Plaintiffs, St. John’s Church in the Wilderness and two parishioners, Charles I. Thompson and Charles W. Berberich, brought claims for private nuisance and conspiracy to commit private nuisance against defendants Kenneth Tyler Scott and Clifton Powell. Specifically, defendants had demonstrated their opposition to abortion and homosexuality on the public street and sidewalk across the street from the church during an outdoor Palm Sunday service that began on Church property. Defendants shouted and carried signs, some of which included images of aborted fetuses.
On appeal, defendants contended that St. John’s I wrongly abridged their First Amendment rights and, because controlling law had changed since St. John’s I was decided, the Court of Appeals need not follow it as law of the case. St. John’s I expressly addressed the arguments that defendants raised here, and the new cases cited by defendants follow established precedent. Therefore, the Court declined to address those issues decided by St. John’s I.
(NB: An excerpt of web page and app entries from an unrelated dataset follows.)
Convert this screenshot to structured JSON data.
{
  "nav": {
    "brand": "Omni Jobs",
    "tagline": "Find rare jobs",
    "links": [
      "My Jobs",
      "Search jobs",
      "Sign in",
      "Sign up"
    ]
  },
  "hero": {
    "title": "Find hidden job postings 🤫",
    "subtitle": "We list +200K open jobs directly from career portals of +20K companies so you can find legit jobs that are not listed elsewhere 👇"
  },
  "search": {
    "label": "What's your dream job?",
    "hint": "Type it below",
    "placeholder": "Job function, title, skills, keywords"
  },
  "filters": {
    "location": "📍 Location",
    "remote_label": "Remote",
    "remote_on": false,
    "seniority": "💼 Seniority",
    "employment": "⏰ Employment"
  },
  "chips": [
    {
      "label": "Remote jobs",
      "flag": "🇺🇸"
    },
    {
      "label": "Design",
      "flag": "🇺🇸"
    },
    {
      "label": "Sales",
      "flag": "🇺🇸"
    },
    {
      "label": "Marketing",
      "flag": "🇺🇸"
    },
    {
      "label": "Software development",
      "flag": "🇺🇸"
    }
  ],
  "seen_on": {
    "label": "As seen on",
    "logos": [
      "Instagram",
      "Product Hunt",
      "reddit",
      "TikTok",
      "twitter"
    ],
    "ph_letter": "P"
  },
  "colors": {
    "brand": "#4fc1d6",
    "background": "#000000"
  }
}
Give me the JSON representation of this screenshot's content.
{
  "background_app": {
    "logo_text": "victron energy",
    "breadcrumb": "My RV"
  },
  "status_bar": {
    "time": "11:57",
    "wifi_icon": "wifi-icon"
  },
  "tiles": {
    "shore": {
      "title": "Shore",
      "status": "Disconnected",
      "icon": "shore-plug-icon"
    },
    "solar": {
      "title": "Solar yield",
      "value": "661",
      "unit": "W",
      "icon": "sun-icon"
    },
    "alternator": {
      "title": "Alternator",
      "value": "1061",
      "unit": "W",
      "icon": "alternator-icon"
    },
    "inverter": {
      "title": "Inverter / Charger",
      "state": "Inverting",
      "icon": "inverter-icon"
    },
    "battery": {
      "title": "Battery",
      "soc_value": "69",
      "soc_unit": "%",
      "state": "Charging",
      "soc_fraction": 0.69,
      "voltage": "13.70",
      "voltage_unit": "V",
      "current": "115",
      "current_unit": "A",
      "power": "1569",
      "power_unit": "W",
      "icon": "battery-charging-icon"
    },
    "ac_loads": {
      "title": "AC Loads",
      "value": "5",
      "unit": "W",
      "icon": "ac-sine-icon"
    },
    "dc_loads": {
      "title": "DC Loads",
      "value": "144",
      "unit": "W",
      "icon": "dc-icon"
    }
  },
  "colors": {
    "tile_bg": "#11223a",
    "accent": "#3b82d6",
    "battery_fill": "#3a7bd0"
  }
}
Defendants also contended that the trial court failed to obey directions imposed in St. John’s I. On remand, the trial court removed “at all times on all days” and added “on days on which they engage in any conduct proscribed by this injunction.” Although the original prohibition was vacated, the court did not abuse its discretion with this new language.
Defendants further contended that prohibiting speech that causes parishioners “to become physically upset” and the prohibition from carrying posters “depicting gruesome images of mutilated fetuses or dead bodies” impermissibly restrict their First Amendment rights. The prohibition related to speech causing members of the congregation “to become physically upset” was vacated. Plaintiffs conceded that prohibiting “shouting or yelling . . . in a manner reasonably calculated to . . . disrupt parishioners’ ability to worship” and the church’s “ability to use its property for worship services” adequately protects their interests. On the other hand, the language prohibiting the gruesome posters was affirmed. The court determined the prohibition was narrowly tailored, and was supported by a compelling governmental interest in protecting children from disturbing images.
Summary and full case available here.